### Supplied material

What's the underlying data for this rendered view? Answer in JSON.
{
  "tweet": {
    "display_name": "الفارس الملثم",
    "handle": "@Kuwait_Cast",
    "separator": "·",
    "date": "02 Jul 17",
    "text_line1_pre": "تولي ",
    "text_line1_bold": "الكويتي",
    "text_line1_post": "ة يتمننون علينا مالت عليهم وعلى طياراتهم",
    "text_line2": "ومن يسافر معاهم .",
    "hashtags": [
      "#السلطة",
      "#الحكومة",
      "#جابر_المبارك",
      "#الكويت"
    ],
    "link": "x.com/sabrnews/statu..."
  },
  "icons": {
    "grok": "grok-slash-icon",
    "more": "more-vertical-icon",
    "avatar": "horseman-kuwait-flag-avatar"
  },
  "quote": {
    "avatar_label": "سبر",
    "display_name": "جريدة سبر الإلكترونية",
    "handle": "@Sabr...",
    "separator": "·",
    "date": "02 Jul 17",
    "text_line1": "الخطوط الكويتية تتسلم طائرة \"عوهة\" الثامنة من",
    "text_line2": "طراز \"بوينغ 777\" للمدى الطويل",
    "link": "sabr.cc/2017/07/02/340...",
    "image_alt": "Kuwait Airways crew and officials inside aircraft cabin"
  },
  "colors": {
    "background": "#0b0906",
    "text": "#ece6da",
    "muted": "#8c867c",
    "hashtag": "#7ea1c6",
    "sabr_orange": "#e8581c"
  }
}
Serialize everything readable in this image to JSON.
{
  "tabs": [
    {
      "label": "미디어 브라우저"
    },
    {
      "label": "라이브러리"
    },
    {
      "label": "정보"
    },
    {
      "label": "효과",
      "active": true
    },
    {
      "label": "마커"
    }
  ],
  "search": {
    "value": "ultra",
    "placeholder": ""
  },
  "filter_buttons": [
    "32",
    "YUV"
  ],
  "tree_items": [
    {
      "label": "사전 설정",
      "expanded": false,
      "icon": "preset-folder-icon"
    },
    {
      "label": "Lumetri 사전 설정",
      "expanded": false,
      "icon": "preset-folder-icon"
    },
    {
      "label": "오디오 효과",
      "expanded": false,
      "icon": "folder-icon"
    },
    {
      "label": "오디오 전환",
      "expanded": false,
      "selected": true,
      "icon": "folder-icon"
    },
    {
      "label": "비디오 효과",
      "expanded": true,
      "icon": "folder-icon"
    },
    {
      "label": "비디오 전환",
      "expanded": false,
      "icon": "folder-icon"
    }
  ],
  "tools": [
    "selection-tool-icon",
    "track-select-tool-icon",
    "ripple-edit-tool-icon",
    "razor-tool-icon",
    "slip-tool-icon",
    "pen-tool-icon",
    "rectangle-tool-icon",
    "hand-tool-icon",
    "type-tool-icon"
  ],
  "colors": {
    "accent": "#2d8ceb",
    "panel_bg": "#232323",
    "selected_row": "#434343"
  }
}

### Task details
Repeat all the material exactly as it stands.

### Result of the task
What's the underlying data for this rendered view? Answer in JSON.
{
  "tweet": {
    "display_name": "الفارس الملثم",
    "handle": "@Kuwait_Cast",
    "separator": "·",
    "date": "02 Jul 17",
    "text_line1_pre": "تولي ",
    "text_line1_bold": "الكويتي",
    "text_line1_post": "ة يتمننون علينا مالت عليهم وعلى طياراتهم",
    "text_line2": "ومن يسافر معاهم .",
    "hashtags": [
      "#السلطة",
      "#الحكومة",
      "#جابر_المبارك",
      "#الكويت"
    ],
    "link": "x.com/sabrnews/statu..."
  },
  "icons": {
    "grok": "grok-slash-icon",
    "more": "more-vertical-icon",
    "avatar": "horseman-kuwait-flag-avatar"
  },
  "quote": {
    "avatar_label": "سبر",
    "display_name": "جريدة سبر الإلكترونية",
    "handle": "@Sabr...",
    "separator": "·",
    "date": "02 Jul 17",
    "text_line1": "الخطوط الكويتية تتسلم طائرة \"عوهة\" الثامنة من",
    "text_line2": "طراز \"بوينغ 777\" للمدى الطويل",
    "link": "sabr.cc/2017/07/02/340...",
    "image_alt": "Kuwait Airways crew and officials inside aircraft cabin"
  },
  "colors": {
    "background": "#0b0906",
    "text": "#ece6da",
    "muted": "#8c867c",
    "hashtag": "#7ea1c6",
    "sabr_orange": "#e8581c"
  }
}
Serialize everything readable in this image to JSON.
{
  "tabs": [
    {
      "label": "미디어 브라우저"
    },
    {
      "label": "라이브러리"
    },
    {
      "label": "정보"
    },
    {
      "label": "효과",
      "active": true
    },
    {
      "label": "마커"
    }
  ],
  "search": {
    "value": "ultra",
    "placeholder": ""
  },
  "filter_buttons": [
    "32",
    "YUV"
  ],
  "tree_items": [
    {
      "label": "사전 설정",
      "expanded": false,
      "icon": "preset-folder-icon"
    },
    {
      "label": "Lumetri 사전 설정",
      "expanded": false,
      "icon": "preset-folder-icon"
    },
    {
      "label": "오디오 효과",
      "expanded": false,
      "icon": "folder-icon"
    },
    {
      "label": "오디오 전환",
      "expanded": false,
      "selected": true,
      "icon": "folder-icon"
    },
    {
      "label": "비디오 효과",
      "expanded": true,
      "icon": "folder-icon"
    },
    {
      "label": "비디오 전환",
      "expanded": false,
      "icon": "folder-icon"
    }
  ],
  "tools": [
    "selection-tool-icon",
    "track-select-tool-icon",
    "ripple-edit-tool-icon",
    "razor-tool-icon",
    "slip-tool-icon",
    "pen-tool-icon",
    "rectangle-tool-icon",
    "hand-tool-icon",
    "type-tool-icon"
  ],
  "colors": {
    "accent": "#2d8ceb",
    "panel_bg": "#232323",
    "selected_row": "#434343"
  }
}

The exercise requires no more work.